The American Legislative Exchange Council, better known as ALEC, is out with a new report this week detailing how the President can get the job done.
"During his inaugural speech, newly-elected President Trump declared that 'what truly matters is not which party controls our government, but whether our government is controlled by the people.' Many commentators took the President’s statement as a declaration of war against the political establishment of both parties. Once Trump assumed office, however, it became clear what permanent, entrenched establishment most stood in his way: the administrative state," the report states. "In just the first month of the new administration’s tenure, the fourth branch of government—the so-called 'deep state'—has sprung into action to oppose the policies it has tried to advance. While Trump was able to fire some Obama-era political appointees, such as acting Attorney General Sally Yates, numerous lower-level employees—protected by more than a century old laws that have expanded well beyond their original intent—have organized to derail the new president and nearly any policy initiative he attempts to advance."
"Regardless of the merits of any presidential administration’s policies, federal bureaucrats must be held democratically accountable to elected officials and to the American people," the report continues. "Federal bureaucrats have created their own elite political class, and stay in office regardless of the results of elections, remaining free to contravene the expressed will of American voters."
Director of the Education and Workforce Development Task Force at ALEC and report co-author Inez Feltscher Stepman explains:

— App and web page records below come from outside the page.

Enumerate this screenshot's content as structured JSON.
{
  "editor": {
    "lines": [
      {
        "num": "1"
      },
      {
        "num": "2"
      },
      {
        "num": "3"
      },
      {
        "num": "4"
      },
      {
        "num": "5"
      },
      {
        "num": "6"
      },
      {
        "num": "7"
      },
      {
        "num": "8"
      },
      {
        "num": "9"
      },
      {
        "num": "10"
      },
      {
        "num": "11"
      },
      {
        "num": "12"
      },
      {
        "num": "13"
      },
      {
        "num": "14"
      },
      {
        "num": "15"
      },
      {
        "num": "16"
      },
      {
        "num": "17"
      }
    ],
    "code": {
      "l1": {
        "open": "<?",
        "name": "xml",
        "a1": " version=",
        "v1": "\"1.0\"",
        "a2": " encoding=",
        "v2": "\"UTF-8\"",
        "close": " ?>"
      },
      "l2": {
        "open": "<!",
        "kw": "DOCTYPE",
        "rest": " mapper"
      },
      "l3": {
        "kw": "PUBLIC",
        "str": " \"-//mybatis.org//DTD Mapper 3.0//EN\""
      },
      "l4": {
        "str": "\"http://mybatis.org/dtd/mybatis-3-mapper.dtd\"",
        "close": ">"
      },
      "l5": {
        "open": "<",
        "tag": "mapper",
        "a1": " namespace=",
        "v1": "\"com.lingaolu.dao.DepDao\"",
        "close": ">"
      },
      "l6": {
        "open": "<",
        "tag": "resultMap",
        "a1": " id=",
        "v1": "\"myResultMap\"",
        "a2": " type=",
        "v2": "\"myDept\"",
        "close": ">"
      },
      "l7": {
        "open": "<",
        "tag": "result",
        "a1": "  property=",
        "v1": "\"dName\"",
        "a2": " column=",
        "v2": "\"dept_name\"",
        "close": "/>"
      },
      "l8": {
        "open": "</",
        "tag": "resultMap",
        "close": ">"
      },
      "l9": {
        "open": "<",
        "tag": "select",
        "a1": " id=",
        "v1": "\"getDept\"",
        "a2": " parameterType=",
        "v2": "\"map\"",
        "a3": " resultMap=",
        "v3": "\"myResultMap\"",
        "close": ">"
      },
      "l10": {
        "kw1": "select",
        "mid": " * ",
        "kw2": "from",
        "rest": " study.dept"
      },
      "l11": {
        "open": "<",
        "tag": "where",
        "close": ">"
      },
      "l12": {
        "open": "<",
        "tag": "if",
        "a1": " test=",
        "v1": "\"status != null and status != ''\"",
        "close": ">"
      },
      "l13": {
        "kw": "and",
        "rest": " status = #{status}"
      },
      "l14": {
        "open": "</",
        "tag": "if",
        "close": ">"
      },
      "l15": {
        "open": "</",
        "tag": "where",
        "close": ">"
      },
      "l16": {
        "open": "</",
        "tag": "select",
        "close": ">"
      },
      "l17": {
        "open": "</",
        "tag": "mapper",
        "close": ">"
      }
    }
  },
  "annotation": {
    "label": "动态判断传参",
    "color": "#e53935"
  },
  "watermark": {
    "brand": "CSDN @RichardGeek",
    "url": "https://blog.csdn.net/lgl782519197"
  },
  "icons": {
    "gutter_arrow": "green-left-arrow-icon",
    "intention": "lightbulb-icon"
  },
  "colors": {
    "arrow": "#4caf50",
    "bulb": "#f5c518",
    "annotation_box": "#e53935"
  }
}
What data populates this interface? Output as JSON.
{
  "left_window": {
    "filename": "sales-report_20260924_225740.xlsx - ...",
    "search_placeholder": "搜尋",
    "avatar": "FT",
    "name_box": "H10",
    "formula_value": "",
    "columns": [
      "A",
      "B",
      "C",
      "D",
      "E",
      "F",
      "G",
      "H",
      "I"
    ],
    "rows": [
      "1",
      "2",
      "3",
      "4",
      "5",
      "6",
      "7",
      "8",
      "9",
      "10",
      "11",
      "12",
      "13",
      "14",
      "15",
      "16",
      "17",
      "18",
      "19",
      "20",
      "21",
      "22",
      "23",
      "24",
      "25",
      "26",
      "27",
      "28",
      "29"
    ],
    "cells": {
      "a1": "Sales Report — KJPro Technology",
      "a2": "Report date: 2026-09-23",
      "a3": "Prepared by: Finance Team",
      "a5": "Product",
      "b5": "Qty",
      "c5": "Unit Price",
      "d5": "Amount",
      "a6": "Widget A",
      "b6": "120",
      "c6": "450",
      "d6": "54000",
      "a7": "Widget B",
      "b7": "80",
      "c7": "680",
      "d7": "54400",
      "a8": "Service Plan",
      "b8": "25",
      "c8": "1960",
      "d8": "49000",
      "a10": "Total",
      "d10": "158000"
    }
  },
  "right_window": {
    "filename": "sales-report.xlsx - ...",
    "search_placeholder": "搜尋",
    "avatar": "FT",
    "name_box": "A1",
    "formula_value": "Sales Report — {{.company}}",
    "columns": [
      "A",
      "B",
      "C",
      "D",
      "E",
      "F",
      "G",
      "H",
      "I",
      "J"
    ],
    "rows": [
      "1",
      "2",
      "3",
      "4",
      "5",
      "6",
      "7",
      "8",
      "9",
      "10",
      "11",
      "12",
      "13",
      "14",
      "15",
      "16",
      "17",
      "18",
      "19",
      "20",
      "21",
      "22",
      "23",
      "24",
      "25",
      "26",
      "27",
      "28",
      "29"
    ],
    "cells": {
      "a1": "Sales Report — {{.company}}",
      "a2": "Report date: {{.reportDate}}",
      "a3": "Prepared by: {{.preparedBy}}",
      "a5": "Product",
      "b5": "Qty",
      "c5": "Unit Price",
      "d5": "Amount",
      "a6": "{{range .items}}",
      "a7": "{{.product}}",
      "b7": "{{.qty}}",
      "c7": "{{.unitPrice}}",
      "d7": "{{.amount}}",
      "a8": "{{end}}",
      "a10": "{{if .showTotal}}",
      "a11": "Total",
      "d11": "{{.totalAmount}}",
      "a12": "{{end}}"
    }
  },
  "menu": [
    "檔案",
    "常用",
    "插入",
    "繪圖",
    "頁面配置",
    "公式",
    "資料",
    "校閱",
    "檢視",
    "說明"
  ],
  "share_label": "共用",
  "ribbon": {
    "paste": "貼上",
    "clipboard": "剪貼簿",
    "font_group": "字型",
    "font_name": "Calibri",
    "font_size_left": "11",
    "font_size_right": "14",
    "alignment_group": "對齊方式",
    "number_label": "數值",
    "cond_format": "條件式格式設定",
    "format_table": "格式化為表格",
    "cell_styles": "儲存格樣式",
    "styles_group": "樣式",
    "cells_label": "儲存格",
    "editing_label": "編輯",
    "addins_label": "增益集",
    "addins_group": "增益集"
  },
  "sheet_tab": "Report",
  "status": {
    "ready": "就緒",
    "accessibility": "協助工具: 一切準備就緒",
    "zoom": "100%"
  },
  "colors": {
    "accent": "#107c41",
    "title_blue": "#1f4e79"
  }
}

In January, the White House was asked about whether the administration plans to pursue reforms that would allow for the swift firing of bad government employees. The issue will reportedly be addressed more formally by the White House early next week.